I have to say the last couple of times I personally went to Ascension we focused on the month of April when there was more of a mix of fish sizes, but also importantly numbers. That certainly made Bait 'n' Switch fishing eminently practical.
Just one last point about 'by catch' in Ascension. In 2004 our Club Secretary, Denis Froud, chartered Harmattan for the Marlin World Cup. Eleven minutes after 'lines out', they'd continued fishing Denis hooked into his 'grander'. (It wouldn't have won that year. Another bigger 'grander' came from Bermuda.) But earlier in the day he'd released a Spearfish and a White and had an abortive strike from a Sailfish. There can't be many places in the world where you can get a 'Grander Slam'! And, of course, earlier in the week he'd taken a world All Tackle record Galapagos Shark, from in on Bird Island, and lost a huge Six Gill.
Your final point about the endless search for the monsters. Madeira certainly had a reasonable year last year as did La Gomera in the Canaries.

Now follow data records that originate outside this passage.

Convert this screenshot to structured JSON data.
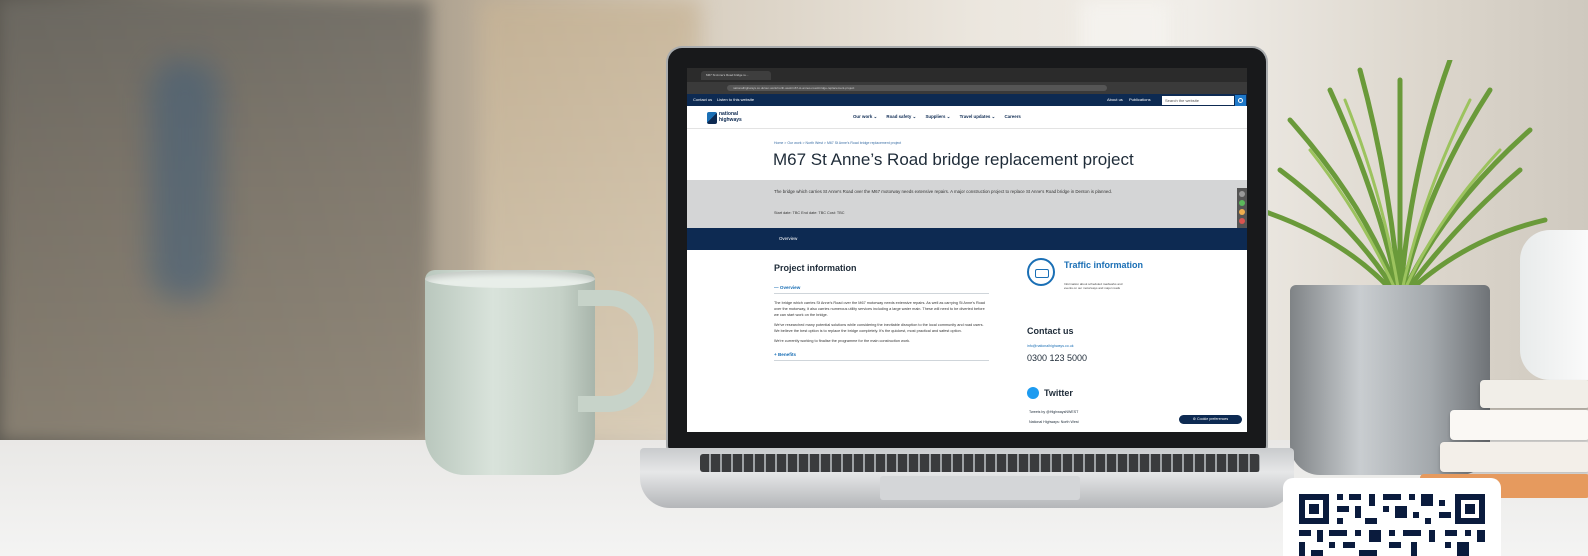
{
  "browser": {
    "tab_title": "M67 St Anne's Road bridge re...",
    "address": "nationalhighways.co.uk/our-work/north-west/m67-st-annes-road-bridge-replacement-project"
  },
  "utility_bar": {
    "contact": "Contact us",
    "listen": "Listen to this website",
    "about": "About us",
    "publications": "Publications",
    "search_placeholder": "Search the website"
  },
  "logo": {
    "line1": "national",
    "line2": "highways"
  },
  "nav": {
    "items": [
      "Our work ⌄",
      "Road safety ⌄",
      "Suppliers ⌄",
      "Travel updates ⌄",
      "Careers"
    ]
  },
  "breadcrumb": "Home  >  Our work  >  North West  >  M67 St Anne's Road bridge replacement project",
  "page": {
    "title": "M67 St Anne’s Road bridge replacement project",
    "summary": "The bridge which carries St Anne's Road over the M67 motorway needs extensive repairs. A major construction project to replace St Anne's Road bridge in Denton is planned.",
    "meta": "Start date: TBC    End date: TBC    Cost: TBC",
    "tab": "Overview"
  },
  "content": {
    "heading": "Project information",
    "accordion_open": "—   Overview",
    "para1": "The bridge which carries St Anne's Road over the M67 motorway needs extensive repairs. As well as carrying St Anne's Road over the motorway, it also carries numerous utility services including a large water main. These will need to be diverted before we can start work on the bridge.",
    "para2": "We've researched many potential solutions while considering the inevitable disruption to the local community and road users. We believe the best option is to replace the bridge completely. It's the quickest, most practical and safest option.",
    "para3": "We're currently working to finalise the programme for the main construction work.",
    "accordion_closed": "+   Benefits"
  },
  "aside": {
    "traffic_title": "Traffic information",
    "traffic_desc": "Information about scheduled roadworks and events on our motorways and major roads",
    "contact_heading": "Contact us",
    "email": "info@nationalhighways.co.uk",
    "phone": "0300 123 5000",
    "twitter_heading": "Twitter",
    "tweets_label": "Tweets  by @HighwaysNWEST",
    "tweet_author": "National Highways: North West"
  },
  "cookie_button": "⚙  Cookie preferences",
  "colors": {
    "navy": "#0d2a52",
    "link_blue": "#1a6fb5",
    "twitter_blue": "#1d9bf0",
    "summary_grey": "#d4d5d6"
  }
}
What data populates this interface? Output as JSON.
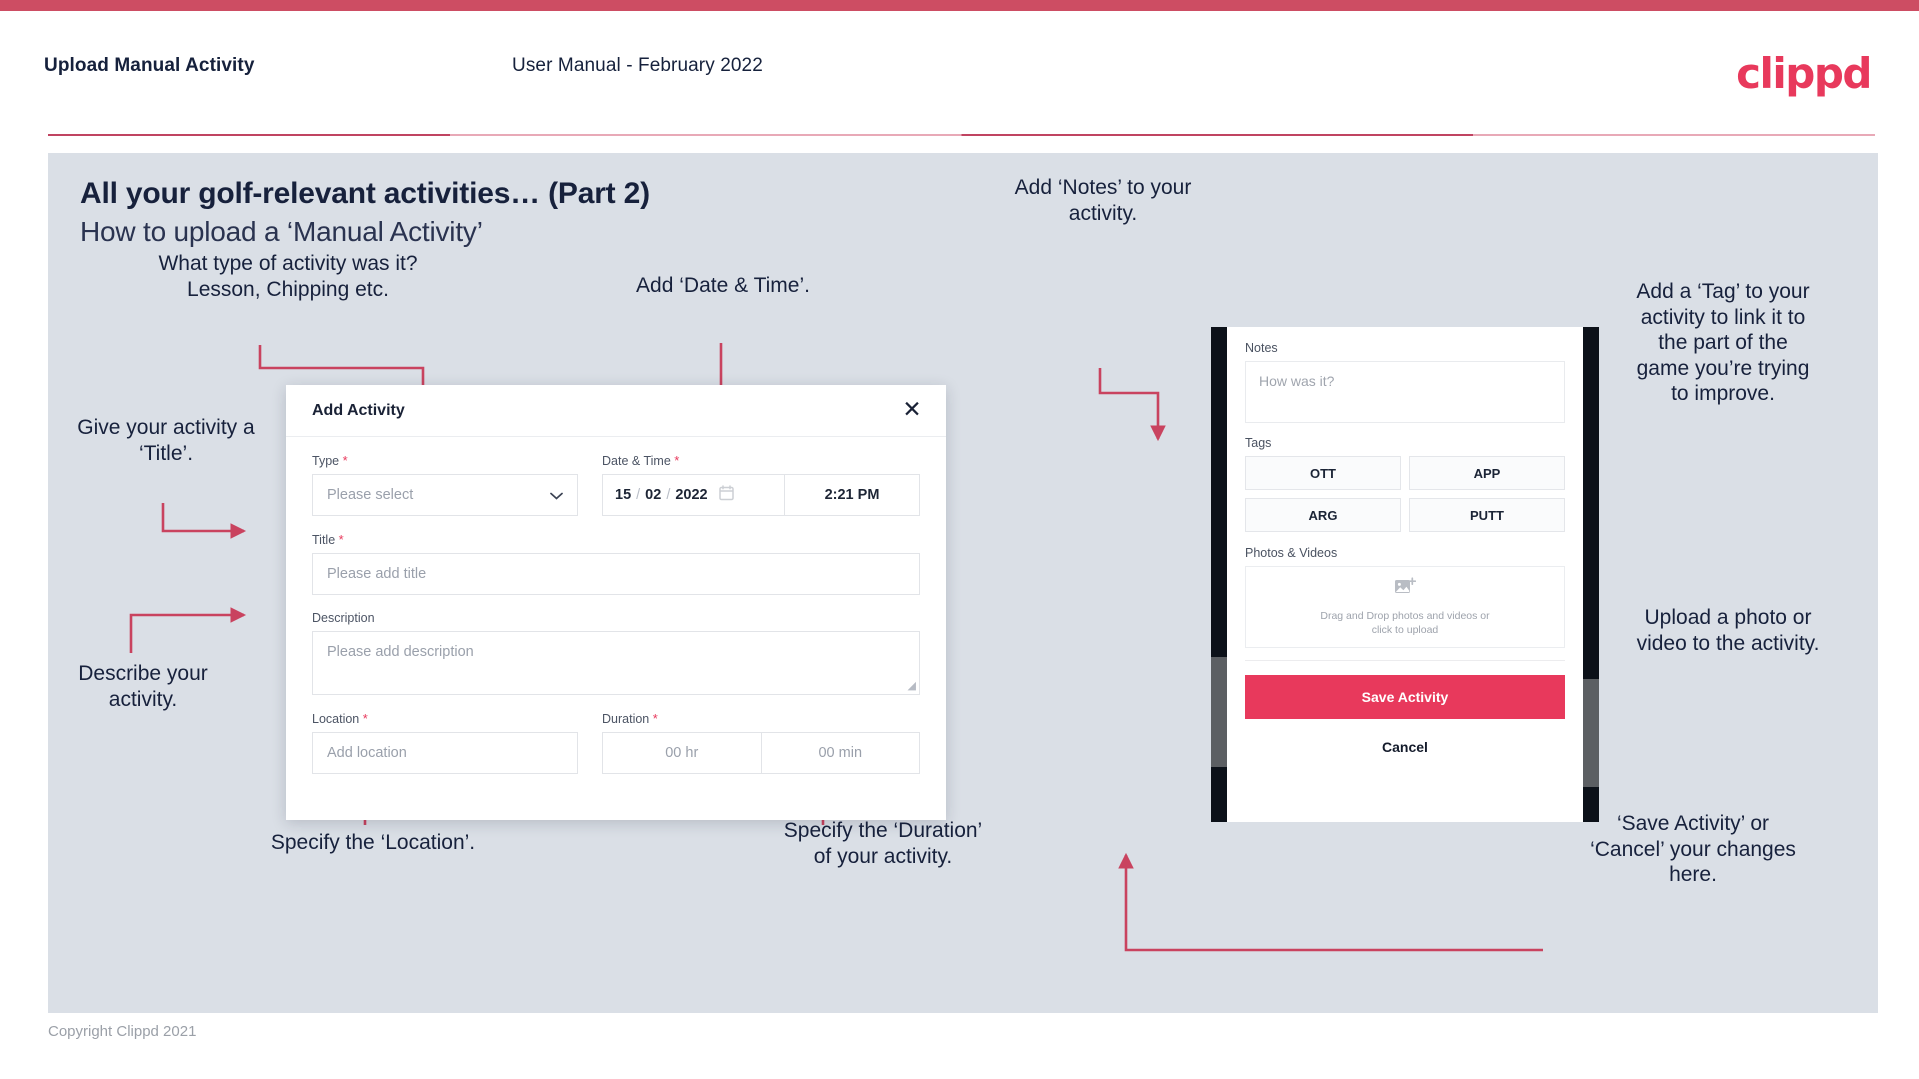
{
  "header": {
    "title": "Upload Manual Activity",
    "subtitle": "User Manual - February 2022",
    "logo": "clippd"
  },
  "slide": {
    "title": "All your golf-relevant activities… (Part 2)",
    "subtitle": "How to upload a ‘Manual Activity’"
  },
  "annotations": {
    "type": "What type of activity was it?\nLesson, Chipping etc.",
    "datetime": "Add ‘Date & Time’.",
    "title": "Give your activity a\n‘Title’.",
    "description": "Describe your\nactivity.",
    "location": "Specify the ‘Location’.",
    "duration": "Specify the ‘Duration’\nof your activity.",
    "notes": "Add ‘Notes’ to your\nactivity.",
    "tags": "Add a ‘Tag’ to your\nactivity to link it to\nthe part of the\ngame you’re trying\nto improve.",
    "photos": "Upload a photo or\nvideo to the activity.",
    "save": "‘Save Activity’ or\n‘Cancel’ your changes\nhere."
  },
  "dialog": {
    "title": "Add Activity",
    "close_icon": "close-icon",
    "fields": {
      "type": {
        "label": "Type",
        "required": "*",
        "placeholder": "Please select",
        "chevron": "chevron-down-icon"
      },
      "datetime": {
        "label": "Date & Time",
        "required": "*",
        "day": "15",
        "sep1": "/",
        "month": "02",
        "sep2": "/",
        "year": "2022",
        "calendar_icon": "calendar-icon",
        "time": "2:21 PM"
      },
      "title": {
        "label": "Title",
        "required": "*",
        "placeholder": "Please add title"
      },
      "description": {
        "label": "Description",
        "required": "",
        "placeholder": "Please add description"
      },
      "location": {
        "label": "Location",
        "required": "*",
        "placeholder": "Add location"
      },
      "duration": {
        "label": "Duration",
        "required": "*",
        "hours": "00 hr",
        "minutes": "00 min"
      }
    }
  },
  "phone": {
    "notes": {
      "label": "Notes",
      "placeholder": "How was it?"
    },
    "tags": {
      "label": "Tags",
      "items": [
        {
          "label": "OTT"
        },
        {
          "label": "APP"
        },
        {
          "label": "ARG"
        },
        {
          "label": "PUTT"
        }
      ]
    },
    "photos": {
      "label": "Photos & Videos",
      "icon": "image-add-icon",
      "line1": "Drag and Drop photos and videos or",
      "line2": "click to upload"
    },
    "save_label": "Save Activity",
    "cancel_label": "Cancel"
  },
  "footer": {
    "copyright": "Copyright Clippd 2021"
  },
  "colors": {
    "brand": "#e8395c",
    "top_bar": "#cd4d63",
    "slide_bg": "#dadfe6",
    "text_dark": "#17213c",
    "connector": "#c9435f"
  }
}
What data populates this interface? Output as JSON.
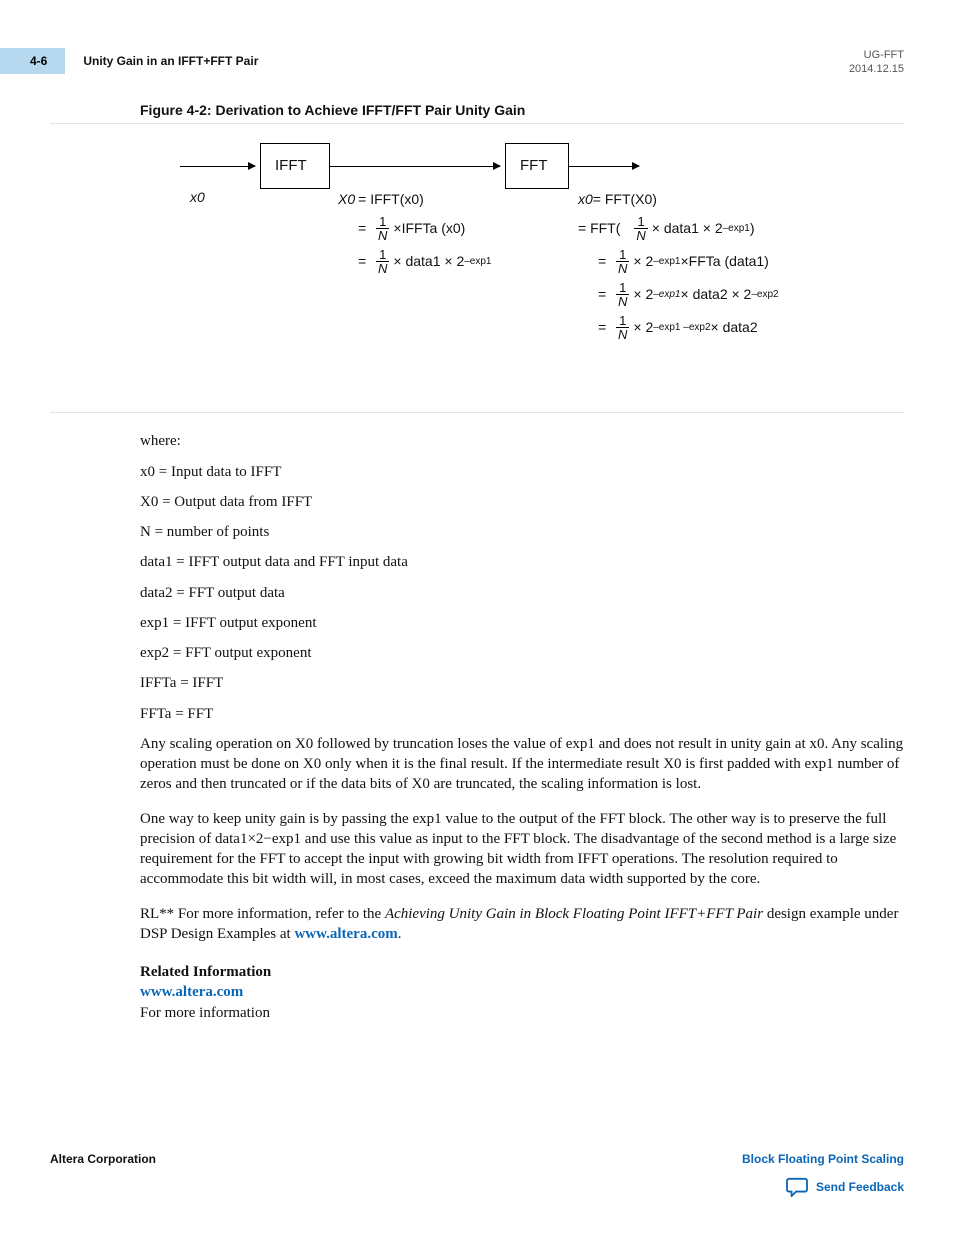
{
  "header": {
    "page_number": "4-6",
    "section_title": "Unity Gain in an IFFT+FFT Pair",
    "doc_id": "UG-FFT",
    "date": "2014.12.15"
  },
  "figure": {
    "caption": "Figure 4-2: Derivation to Achieve IFFT/FFT Pair Unity Gain",
    "box_ifft": "IFFT",
    "box_fft": "FFT",
    "label_x0_in": "x0",
    "ifft_eq": {
      "line1_lhs": "X0",
      "line1_rhs": "= IFFT(x0)",
      "line2": "×IFFTa   (x0)",
      "line3": "× data1 × 2",
      "line3_exp": "–exp1"
    },
    "fft_eq": {
      "line1_lhs": "x0",
      "line1_rhs": " = FFT(X0)",
      "line2_pre": "= FFT(",
      "line2_mid": "× data1 × 2",
      "line2_exp": "–exp1",
      "line2_post": ")",
      "line3_mid": "× 2",
      "line3_exp": "–exp1",
      "line3_post": "×FFTa   (data1)",
      "line4_mid": "× 2",
      "line4_exp1": "–exp1",
      "line4_post": "× data2 × 2",
      "line4_exp2": "–exp2",
      "line5_mid": "× 2",
      "line5_exp": "–exp1 –exp2",
      "line5_post": "× data2"
    }
  },
  "definitions": {
    "where": "where:",
    "d1": "x0 = Input data to IFFT",
    "d2": "X0 = Output data from IFFT",
    "d3": "N = number of points",
    "d4": "data1 = IFFT output data and FFT input data",
    "d5": "data2 = FFT output data",
    "d6": "exp1 = IFFT output exponent",
    "d7": "exp2 = FFT output exponent",
    "d8": "IFFTa = IFFT",
    "d9": "FFTa = FFT"
  },
  "paragraphs": {
    "p1": "Any scaling operation on X0 followed by truncation loses the value of exp1 and does not result in unity gain at x0. Any scaling operation must be done on X0 only when it is the final result. If the intermediate result X0 is first padded with exp1 number of zeros and then truncated or if the data bits of X0 are truncated, the scaling information is lost.",
    "p2": "One way to keep unity gain is by passing the exp1 value to the output of the FFT block. The other way is to preserve the full precision of data1×2−exp1 and use this value as input to the FFT block. The disadvantage of the second method is a large size requirement for the FFT to accept the input with growing bit width from IFFT operations. The resolution required to accommodate this bit width will, in most cases, exceed the maximum data width supported by the core.",
    "p3_pre": "RL** For more information, refer to the ",
    "p3_ital": "Achieving Unity Gain in Block Floating Point IFFT+FFT Pair",
    "p3_post": " design example under DSP Design Examples at ",
    "p3_link": "www.altera.com",
    "p3_end": "."
  },
  "related": {
    "heading": "Related Information",
    "link": "www.altera.com",
    "sub": "For more information"
  },
  "footer": {
    "corp": "Altera Corporation",
    "chapter_link": "Block Floating Point Scaling",
    "feedback": "Send Feedback"
  }
}
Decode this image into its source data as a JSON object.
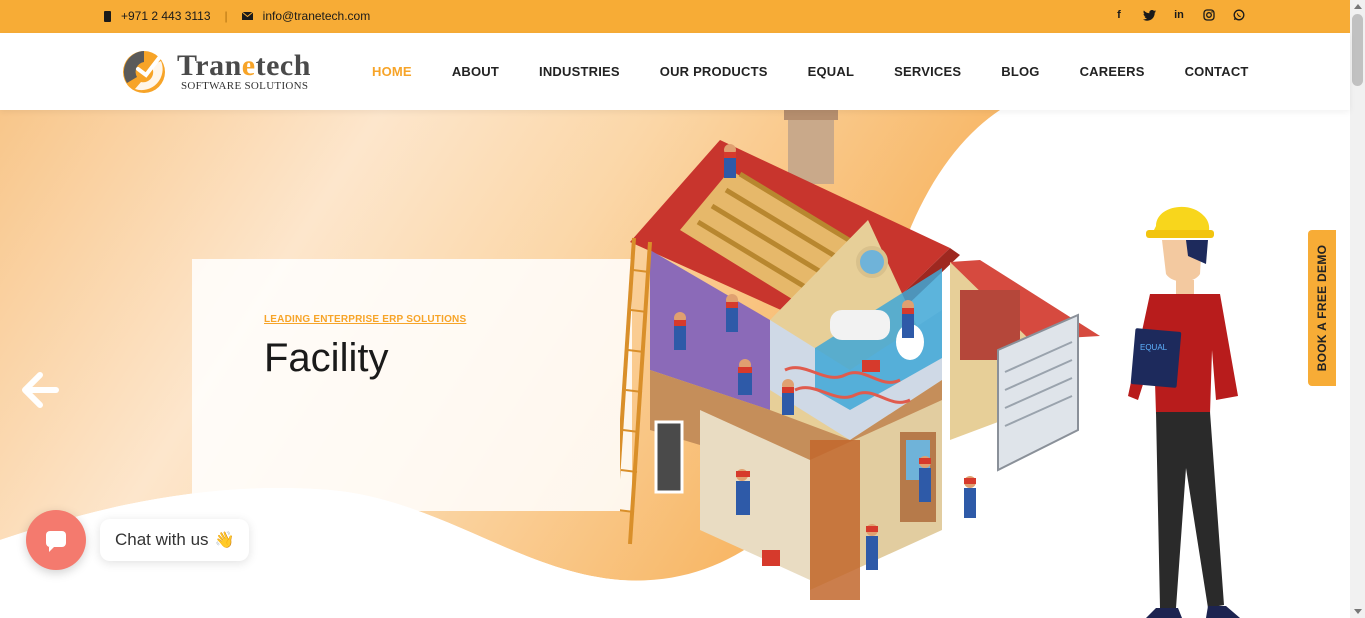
{
  "topbar": {
    "phone": "+971 2 443 3113",
    "email": "info@tranetech.com",
    "socials": [
      "facebook-icon",
      "twitter-icon",
      "linkedin-icon",
      "instagram-icon",
      "whatsapp-icon"
    ],
    "color": "#f7ac36"
  },
  "brand": {
    "name_pre": "Tran",
    "name_accent": "e",
    "name_post": "tech",
    "tagline": "SOFTWARE SOLUTIONS",
    "accent": "#f7a428"
  },
  "nav": {
    "items": [
      {
        "label": "HOME",
        "active": true
      },
      {
        "label": "ABOUT"
      },
      {
        "label": "INDUSTRIES"
      },
      {
        "label": "OUR PRODUCTS"
      },
      {
        "label": "EQUAL"
      },
      {
        "label": "SERVICES"
      },
      {
        "label": "BLOG"
      },
      {
        "label": "CAREERS"
      },
      {
        "label": "CONTACT"
      }
    ]
  },
  "hero": {
    "eyebrow": "LEADING ENTERPRISE ERP SOLUTIONS",
    "headline": "Facility",
    "clipboard_label": "EQUAL"
  },
  "demo_tab": {
    "label": "BOOK A FREE DEMO"
  },
  "chat": {
    "label": "Chat with us",
    "emoji": "👋"
  }
}
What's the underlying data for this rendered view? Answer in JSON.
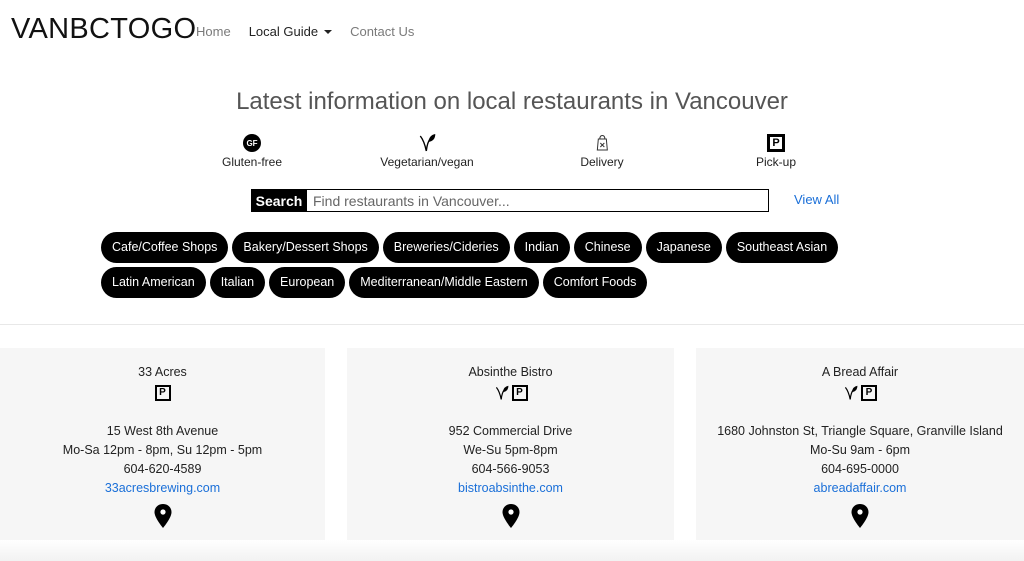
{
  "navbar": {
    "brand": "VANBCTOGO",
    "links": [
      {
        "label": "Home",
        "active": false
      },
      {
        "label": "Local Guide",
        "active": true,
        "dropdown": true
      },
      {
        "label": "Contact Us",
        "active": false
      }
    ]
  },
  "hero": {
    "title": "Latest information on local restaurants in Vancouver"
  },
  "legend": [
    {
      "icon": "gluten-free-icon",
      "icon_text": "GF",
      "label": "Gluten-free"
    },
    {
      "icon": "leaf-icon",
      "label": "Vegetarian/vegan"
    },
    {
      "icon": "delivery-bag-icon",
      "label": "Delivery"
    },
    {
      "icon": "pickup-icon",
      "icon_text": "P",
      "label": "Pick-up"
    }
  ],
  "search": {
    "label": "Search",
    "placeholder": "Find restaurants in Vancouver...",
    "value": "",
    "view_all": "View All"
  },
  "categories": {
    "row1": [
      "Cafe/Coffee Shops",
      "Bakery/Dessert Shops",
      "Breweries/Cideries",
      "Indian",
      "Chinese",
      "Japanese",
      "Southeast Asian"
    ],
    "row2": [
      "Latin American",
      "Italian",
      "European",
      "Mediterranean/Middle Eastern",
      "Comfort Foods"
    ]
  },
  "restaurants": [
    {
      "name": "33 Acres",
      "icons": [
        "pickup-icon"
      ],
      "address": "15 West 8th Avenue",
      "hours": "Mo-Sa 12pm - 8pm, Su 12pm - 5pm",
      "phone": "604-620-4589",
      "website": "33acresbrewing.com"
    },
    {
      "name": "Absinthe Bistro",
      "icons": [
        "leaf-icon",
        "pickup-icon"
      ],
      "address": "952 Commercial Drive",
      "hours": "We-Su 5pm-8pm",
      "phone": "604-566-9053",
      "website": "bistroabsinthe.com"
    },
    {
      "name": "A Bread Affair",
      "icons": [
        "leaf-icon",
        "pickup-icon"
      ],
      "address": "1680 Johnston St, Triangle Square, Granville Island",
      "hours": "Mo-Su 9am - 6pm",
      "phone": "604-695-0000",
      "website": "abreadaffair.com"
    }
  ],
  "colors": {
    "link": "#1a6fd8",
    "tag_bg": "#000000",
    "card_bg": "#f6f6f6"
  },
  "pickup_letter": "P"
}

But, over the last few years, a number of our members are focussing on Sao Vicente and Sao Nicholau in the Cape Verde Islands. Leaving aside the abortive 'Palm Beach releases' from smaller males it's producing multiple numbers of releases in a day and reasonable numbers of 600lb plus fish. From memory our best last year was estimated at 950, and best 8 day charter result - 19 Marlin from 37 shots.